The turning point, says Diskin, came when no concrete results came from the settlement freeze, which Netanyahu and his supporters have consistently blamed on Palestinians’ unwillingness to negotiate. Since then, the Palestinians failed in their Sept. 2011 bid to upgrade their status at the United Nations – yet another one of the challenges that Netanyahu has ridden out during his three-year term.

For most of Israel's Jews, the Palestinian question is largely out of mind as they focus on more pressing concerns about the spike in housing and food costs, the rise of Islamist powers in the neighborhood, and the threat posed by Iran.

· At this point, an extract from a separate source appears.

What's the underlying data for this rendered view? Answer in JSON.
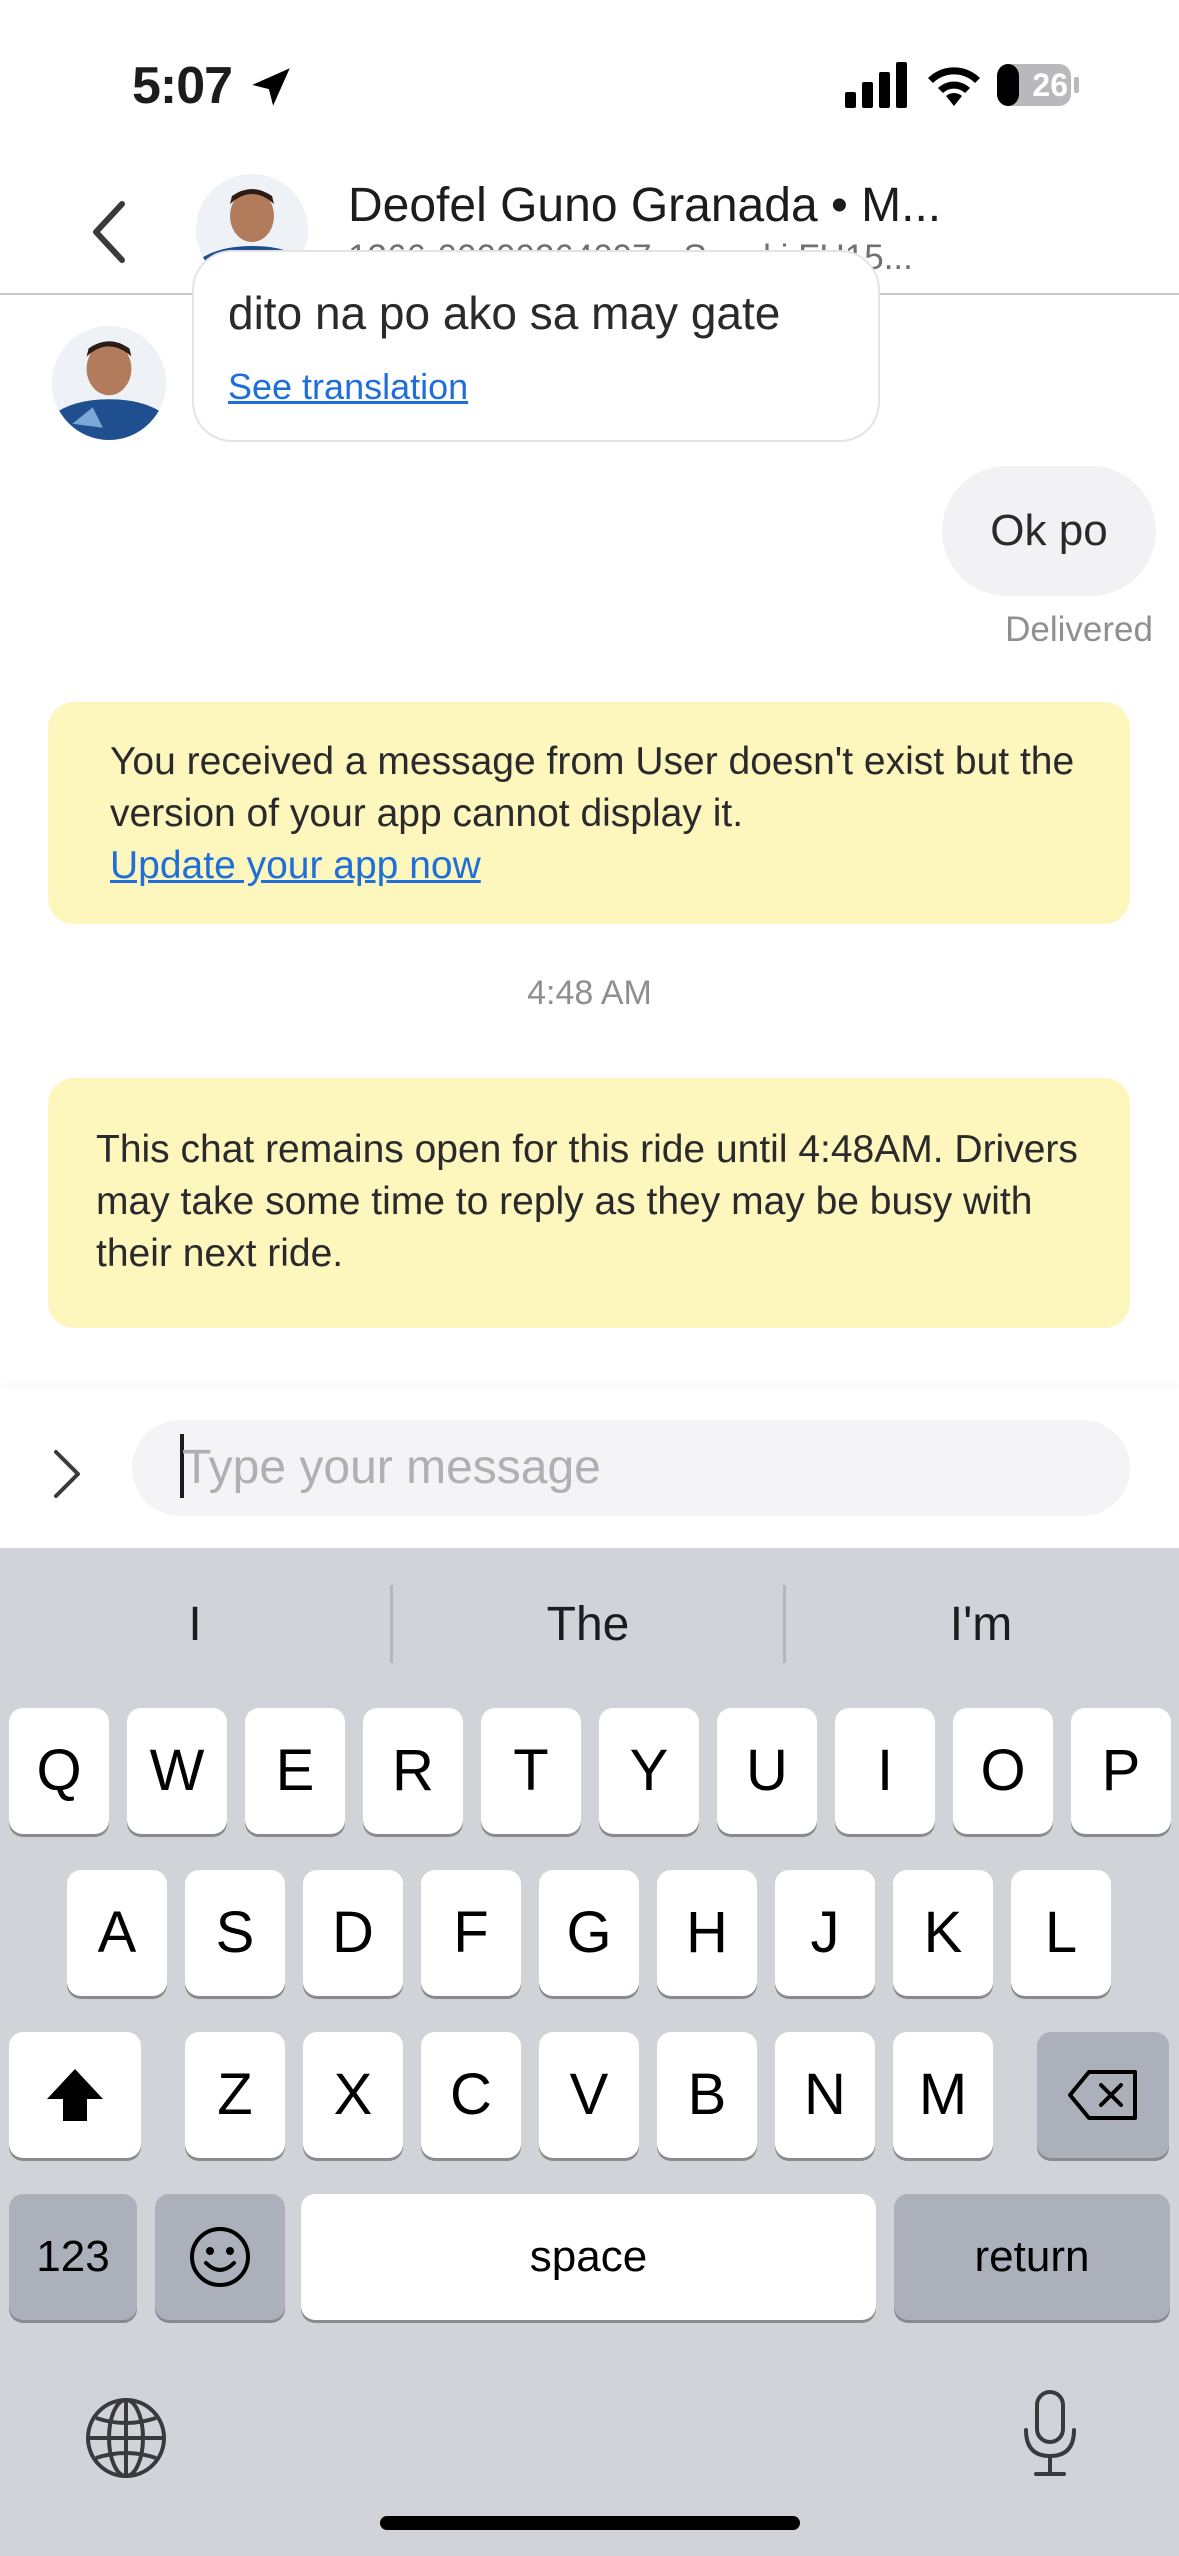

While many Israelis may not feel an affinity for Netanyahu, polls consistently show that they see him as far and away the best man to keep them safe at this time. 

“Apparently so far he did quite well,” says Diskin. “I hope that either his ability or luck will continue in his most probable third term.”

You've read  of  free articles. Subscribe to continue.
Real news can be honest, hopeful, credible, constructive.
What is the Monitor difference? Tackling the tough headlines – with humanity. Listening to sources – with respect. Seeing the story that others are missing by reporting what so often gets overlooked: the values that connect us. That’s Monitor reporting – news that changes how you see the world.

Dear Reader,

About a year ago, I happened upon this statement about the Monitor in the Harvard Business Review – under the charming heading of “do things that don’t interest you”:

“Many things that end up” being meaningful, writes social scientist Joseph Grenny, “have come from conference workshops, articles, or online videos that began as a chore and ended with an insight. My work in Kenya, for example, was heavily influenced by a Christian Science Monitor article I had forced myself to read 10 years earlier. Sometimes, we call things ‘boring’ simply because they lie outside the box we are currently in.”

If you were to come up with a punchline to a joke about the Monitor, that would probably be it. We’re seen as being global, fair, insightful, and perhaps a bit too earnest. We’re the bran muffin of journalism.

But you know what? We change lives. And I’m going to argue that we change lives precisely because we force open that too-small box that most human beings think they live in.

The Monitor is a peculiar little publication that’s hard for the world to figure out. We’re run by a church, but we’re not only for church members and we’re not about converting people. We’re known as being fair even as the world becomes as polarized as at any time since the newspaper’s founding in 1908.

We have a mission beyond circulation, we want to bridge divides. We’re about kicking down the door of thought everywhere and saying, “You are bigger and more capable than you realize. And we can prove it.”

If you’re looking for bran muffin journalism, you can subscribe to the Monitor for $15. You’ll get the Monitor Weekly magazine, the Monitor Daily email, and unlimited access to

QR Code to Israel's Netanyahu banks on tough guy image to win early elections
Read this article in
QR Code to Subscription page
Start your subscription today